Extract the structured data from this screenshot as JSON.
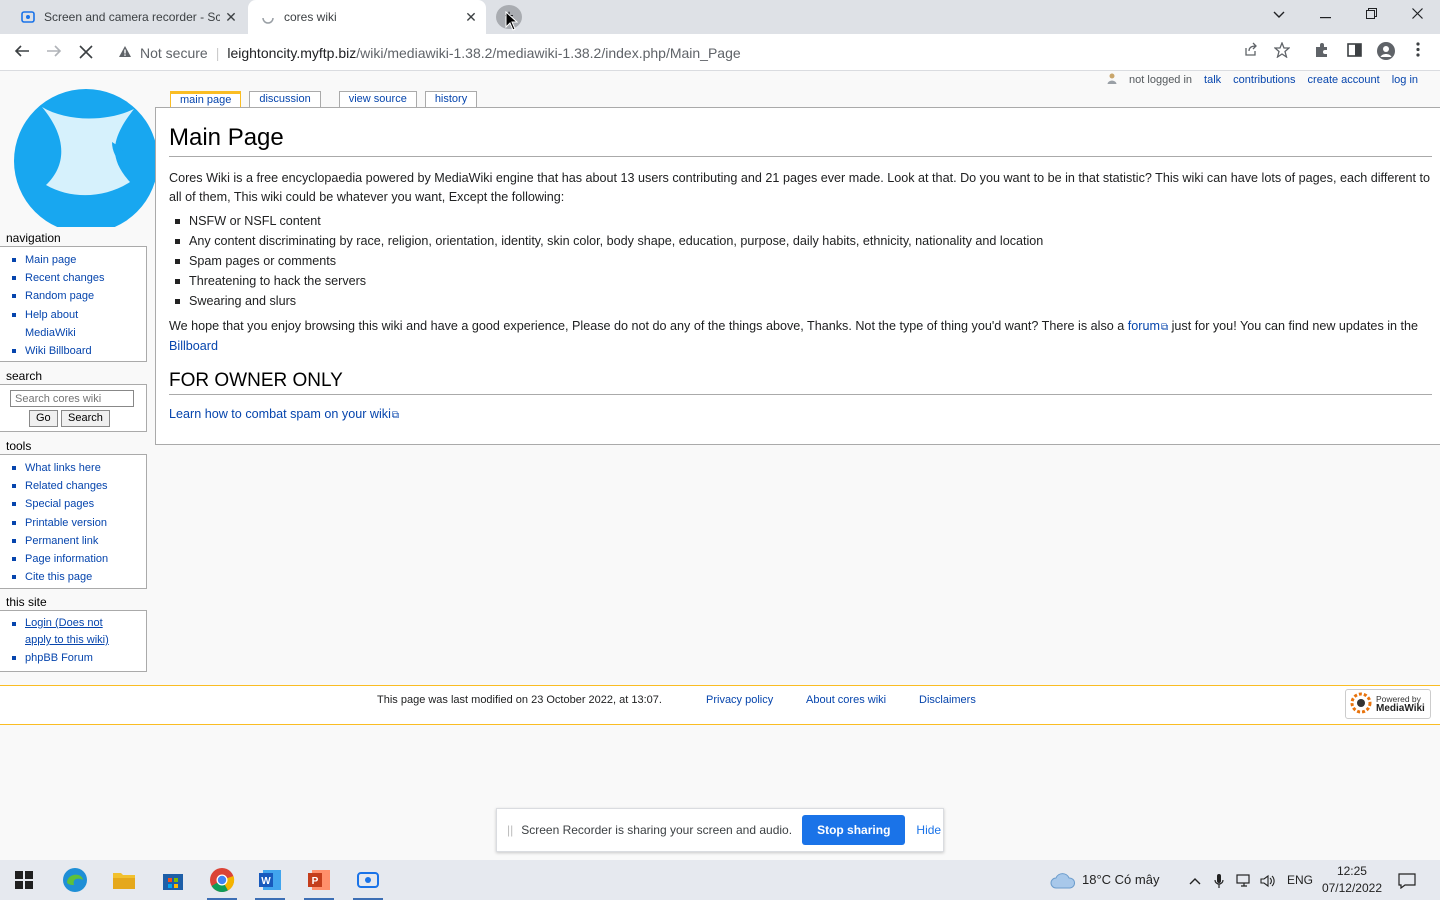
{
  "browser": {
    "tabs": [
      {
        "title": "Screen and camera recorder - Sc",
        "close": "✕"
      },
      {
        "title": "cores wiki",
        "close": "✕"
      }
    ],
    "new_tab": "+",
    "address": {
      "security_label": "Not secure",
      "host": "leightoncity.myftp.biz",
      "path": "/wiki/mediawiki-1.38.2/mediawiki-1.38.2/index.php/Main_Page"
    }
  },
  "personal": {
    "not_logged_in": "not logged in",
    "talk": "talk",
    "contributions": "contributions",
    "create_account": "create account",
    "log_in": "log in"
  },
  "page_tabs": [
    "main page",
    "discussion",
    "view source",
    "history"
  ],
  "content": {
    "title": "Main Page",
    "intro": "Cores Wiki is a free encyclopaedia powered by MediaWiki engine that has about 13 users contributing and 21 pages ever made. Look at that. Do you want to be in that statistic? This wiki can have lots of pages, each different to all of them, This wiki could be whatever you want, Except the following:",
    "rules": [
      "NSFW or NSFL content",
      "Any content discriminating by race, religion, orientation, identity, skin color, body shape, education, purpose, daily habits, ethnicity, nationality and location",
      "Spam pages or comments",
      "Threatening to hack the servers",
      "Swearing and slurs"
    ],
    "outro_before": "We hope that you enjoy browsing this wiki and have a good experience, Please do not do any of the things above, Thanks. Not the type of thing you'd want? There is also a",
    "forum_link": "forum",
    "outro_middle": "just for you! You can find new updates in the",
    "billboard_link": "Billboard",
    "section_title": "FOR OWNER ONLY",
    "spam_link": "Learn how to combat spam on your wiki"
  },
  "sidebar": {
    "navigation": {
      "heading": "navigation",
      "items": [
        "Main page",
        "Recent changes",
        "Random page",
        "Help about MediaWiki",
        "Wiki Billboard"
      ]
    },
    "search": {
      "heading": "search",
      "placeholder": "Search cores wiki",
      "go": "Go",
      "search": "Search"
    },
    "tools": {
      "heading": "tools",
      "items": [
        "What links here",
        "Related changes",
        "Special pages",
        "Printable version",
        "Permanent link",
        "Page information",
        "Cite this page"
      ]
    },
    "this_site": {
      "heading": "this site",
      "items": [
        "Login (Does not apply to this wiki)",
        "phpBB Forum"
      ]
    }
  },
  "footer": {
    "modified": "This page was last modified on 23 October 2022, at 13:07.",
    "privacy": "Privacy policy",
    "about": "About cores wiki",
    "disclaimers": "Disclaimers",
    "powered_top": "Powered by",
    "powered_bottom": "MediaWiki"
  },
  "share_bar": {
    "message": "Screen Recorder is sharing your screen and audio.",
    "stop": "Stop sharing",
    "hide": "Hide"
  },
  "taskbar": {
    "weather": "18°C  Có mây",
    "lang": "ENG",
    "time": "12:25",
    "date": "07/12/2022"
  },
  "colors": {
    "link": "#0645ad",
    "accent_tab": "#fabd23",
    "share_button": "#1a73e8"
  }
}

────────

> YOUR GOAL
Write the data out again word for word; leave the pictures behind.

> EXPECTED ANSWER
Extract the structured data from this screenshot as JSON.
{
  "browser": {
    "tabs": [
      {
        "title": "Screen and camera recorder - Sc",
        "close": "✕"
      },
      {
        "title": "cores wiki",
        "close": "✕"
      }
    ],
    "new_tab": "+",
    "address": {
      "security_label": "Not secure",
      "host": "leightoncity.myftp.biz",
      "path": "/wiki/mediawiki-1.38.2/mediawiki-1.38.2/index.php/Main_Page"
    }
  },
  "personal": {
    "not_logged_in": "not logged in",
    "talk": "talk",
    "contributions": "contributions",
    "create_account": "create account",
    "log_in": "log in"
  },
  "page_tabs": [
    "main page",
    "discussion",
    "view source",
    "history"
  ],
  "content": {
    "title": "Main Page",
    "intro": "Cores Wiki is a free encyclopaedia powered by MediaWiki engine that has about 13 users contributing and 21 pages ever made. Look at that. Do you want to be in that statistic? This wiki can have lots of pages, each different to all of them, This wiki could be whatever you want, Except the following:",
    "rules": [
      "NSFW or NSFL content",
      "Any content discriminating by race, religion, orientation, identity, skin color, body shape, education, purpose, daily habits, ethnicity, nationality and location",
      "Spam pages or comments",
      "Threatening to hack the servers",
      "Swearing and slurs"
    ],
    "outro_before": "We hope that you enjoy browsing this wiki and have a good experience, Please do not do any of the things above, Thanks. Not the type of thing you'd want? There is also a",
    "forum_link": "forum",
    "outro_middle": "just for you! You can find new updates in the",
    "billboard_link": "Billboard",
    "section_title": "FOR OWNER ONLY",
    "spam_link": "Learn how to combat spam on your wiki"
  },
  "sidebar": {
    "navigation": {
      "heading": "navigation",
      "items": [
        "Main page",
        "Recent changes",
        "Random page",
        "Help about MediaWiki",
        "Wiki Billboard"
      ]
    },
    "search": {
      "heading": "search",
      "placeholder": "Search cores wiki",
      "go": "Go",
      "search": "Search"
    },
    "tools": {
      "heading": "tools",
      "items": [
        "What links here",
        "Related changes",
        "Special pages",
        "Printable version",
        "Permanent link",
        "Page information",
        "Cite this page"
      ]
    },
    "this_site": {
      "heading": "this site",
      "items": [
        "Login (Does not apply to this wiki)",
        "phpBB Forum"
      ]
    }
  },
  "footer": {
    "modified": "This page was last modified on 23 October 2022, at 13:07.",
    "privacy": "Privacy policy",
    "about": "About cores wiki",
    "disclaimers": "Disclaimers",
    "powered_top": "Powered by",
    "powered_bottom": "MediaWiki"
  },
  "share_bar": {
    "message": "Screen Recorder is sharing your screen and audio.",
    "stop": "Stop sharing",
    "hide": "Hide"
  },
  "taskbar": {
    "weather": "18°C  Có mây",
    "lang": "ENG",
    "time": "12:25",
    "date": "07/12/2022"
  },
  "colors": {
    "link": "#0645ad",
    "accent_tab": "#fabd23",
    "share_button": "#1a73e8"
  }
}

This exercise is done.